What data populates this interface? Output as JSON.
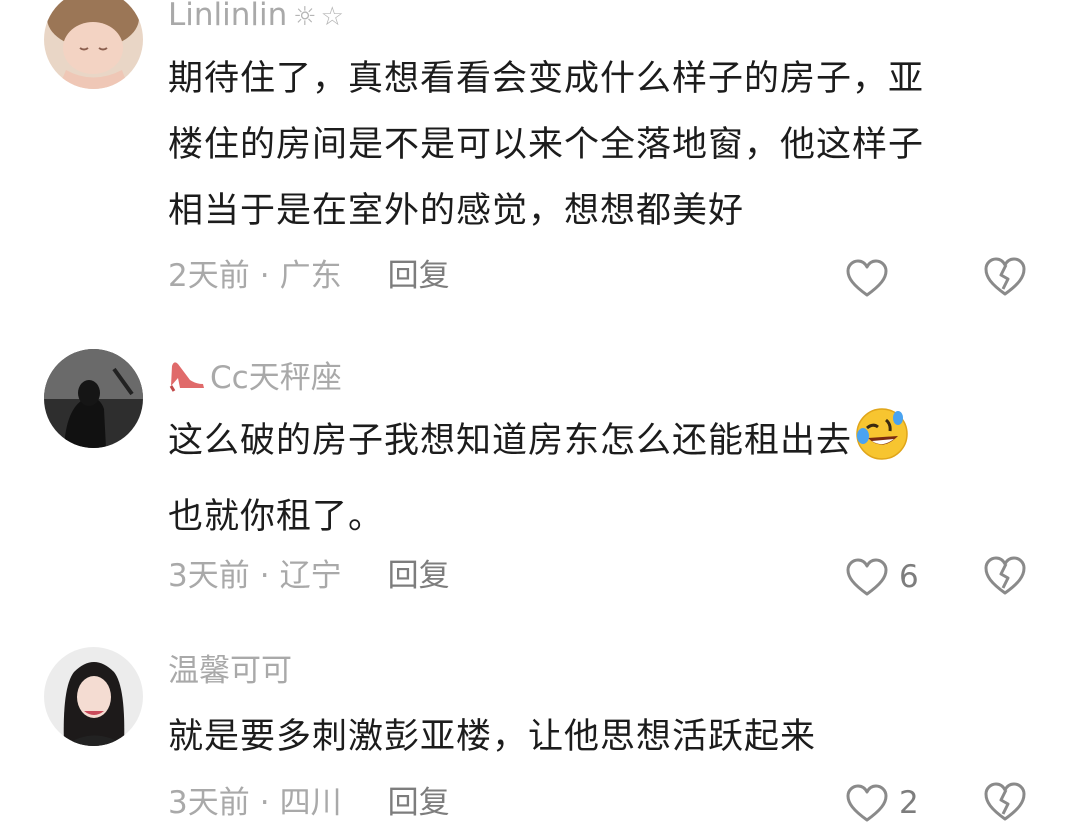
{
  "comments": [
    {
      "username": "Linlinlin",
      "username_deco": "☼☆",
      "lines": [
        "期待住了，真想看看会变成什么样子的房子，亚",
        "楼住的房间是不是可以来个全落地窗，他这样子",
        "相当于是在室外的感觉，想想都美好"
      ],
      "time": "2天前",
      "location": "广东",
      "reply_label": "回复",
      "like_count": ""
    },
    {
      "username": "Cc天秤座",
      "username_icon": "high-heel-icon",
      "lines": [
        "这么破的房子我想知道房东怎么还能租出去",
        "也就你租了。"
      ],
      "line_emoji": "rolling-on-floor-laughing-icon",
      "time": "3天前",
      "location": "辽宁",
      "reply_label": "回复",
      "like_count": "6"
    },
    {
      "username": "温馨可可",
      "lines": [
        "就是要多刺激彭亚楼，让他思想活跃起来"
      ],
      "time": "3天前",
      "location": "四川",
      "reply_label": "回复",
      "like_count": "2"
    }
  ],
  "separator": "·",
  "colors": {
    "text": "#1c1c1c",
    "muted": "#a9a9a9",
    "reply": "#7d7d7d",
    "icon_stroke": "#8a8a8a"
  }
}
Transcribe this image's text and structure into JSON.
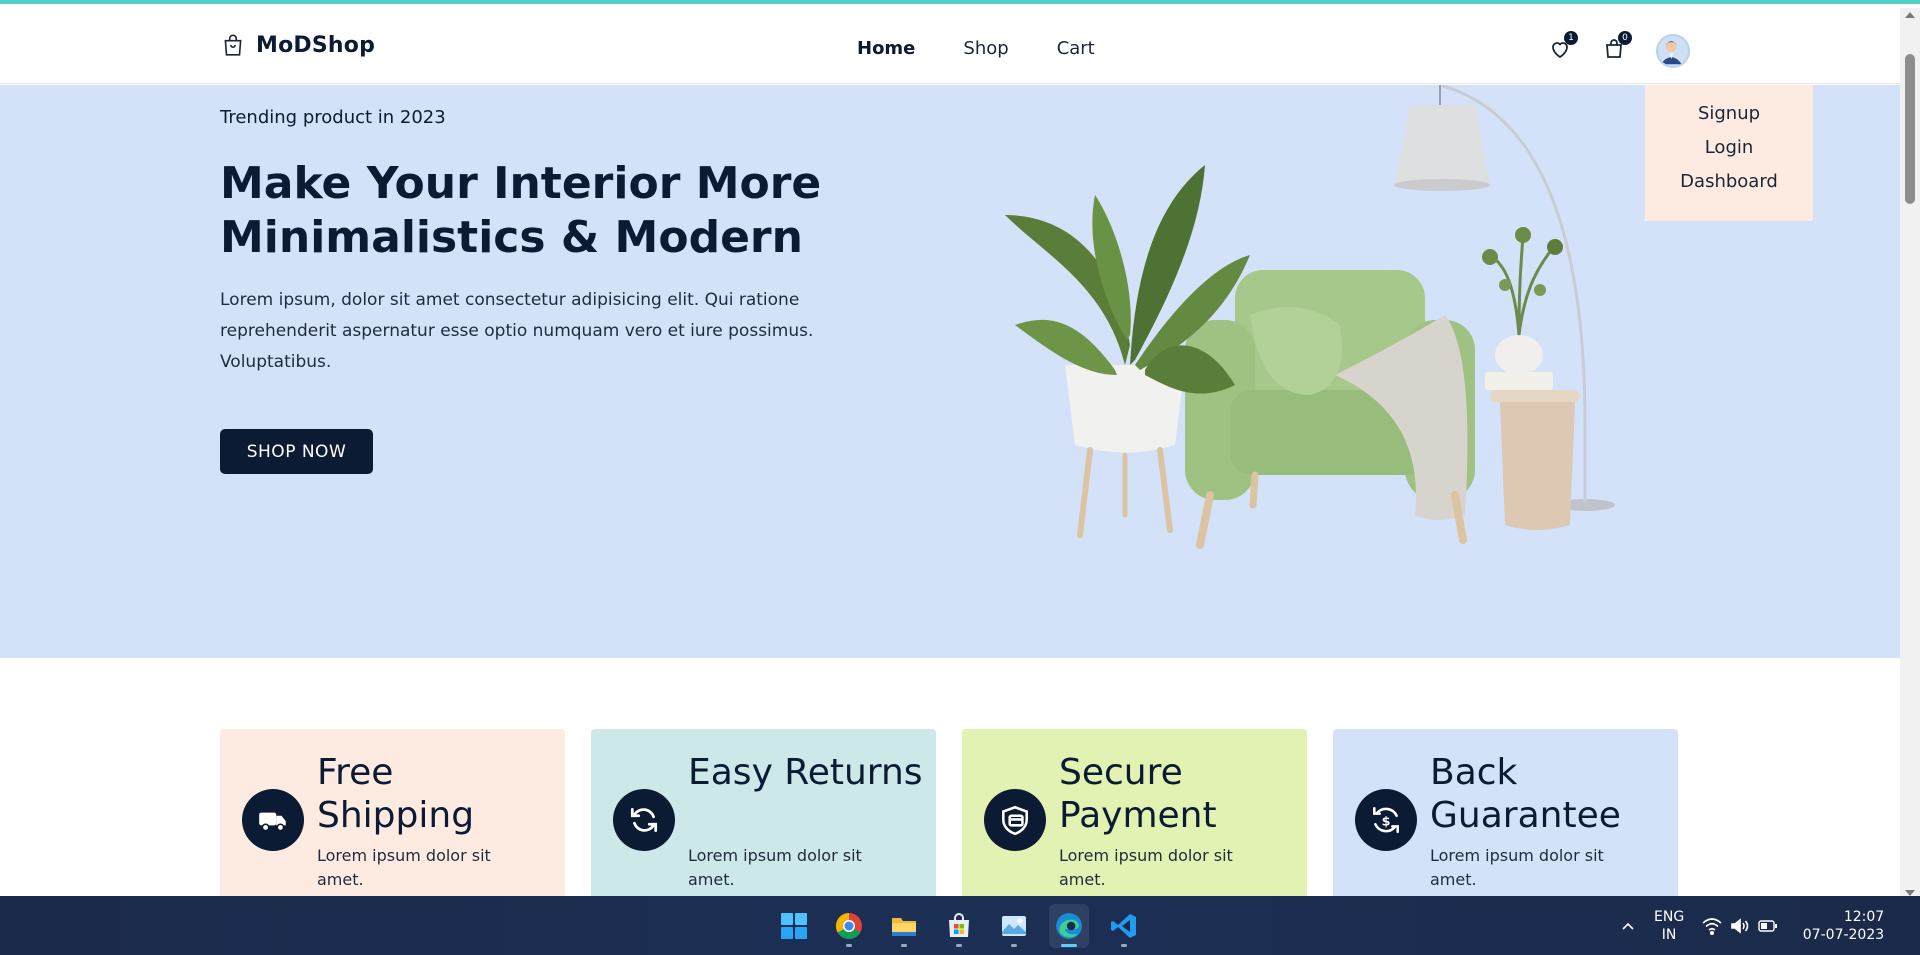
{
  "brand": {
    "name": "MoDShop",
    "icon": "shopping-bag-icon"
  },
  "nav": {
    "items": [
      {
        "label": "Home",
        "active": true
      },
      {
        "label": "Shop",
        "active": false
      },
      {
        "label": "Cart",
        "active": false
      }
    ]
  },
  "header_icons": {
    "wishlist_count": "1",
    "cart_count": "0"
  },
  "user_menu": {
    "items": [
      "Signup",
      "Login",
      "Dashboard"
    ]
  },
  "hero": {
    "tag": "Trending product in 2023",
    "headline": "Make Your Interior More Minimalistics & Modern",
    "description": "Lorem ipsum, dolor sit amet consectetur adipisicing elit. Qui ratione reprehenderit aspernatur esse optio numquam vero et iure possimus. Voluptatibus.",
    "cta": "SHOP NOW"
  },
  "features": [
    {
      "title": "Free Shipping",
      "text": "Lorem ipsum dolor sit amet.",
      "icon": "truck-icon",
      "bg": "#fdebe1"
    },
    {
      "title": "Easy Returns",
      "text": "Lorem ipsum dolor sit amet.",
      "icon": "refresh-icon",
      "bg": "#cde8e8"
    },
    {
      "title": "Secure Payment",
      "text": "Lorem ipsum dolor sit amet.",
      "icon": "secure-card-icon",
      "bg": "#e1f2b2"
    },
    {
      "title": "Back Guarantee",
      "text": "Lorem ipsum dolor sit amet.",
      "icon": "money-back-icon",
      "bg": "#d4e2f9"
    }
  ],
  "taskbar": {
    "apps": [
      "windows-start-icon",
      "chrome-icon",
      "file-explorer-icon",
      "microsoft-store-icon",
      "photos-icon",
      "edge-icon",
      "vscode-icon"
    ],
    "active_app": "edge-icon",
    "lang_line1": "ENG",
    "lang_line2": "IN",
    "time": "12:07",
    "date": "07-07-2023"
  },
  "colors": {
    "primary": "#0b1b33",
    "hero_bg": "#d4e2f9",
    "accent_top": "#4fd1c5",
    "dropdown_bg": "#fdebe1"
  }
}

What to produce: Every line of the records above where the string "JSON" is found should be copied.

Solution to this exercise:
What data populates this interface? Output as JSON.
Transcribe this image's text and structure into JSON.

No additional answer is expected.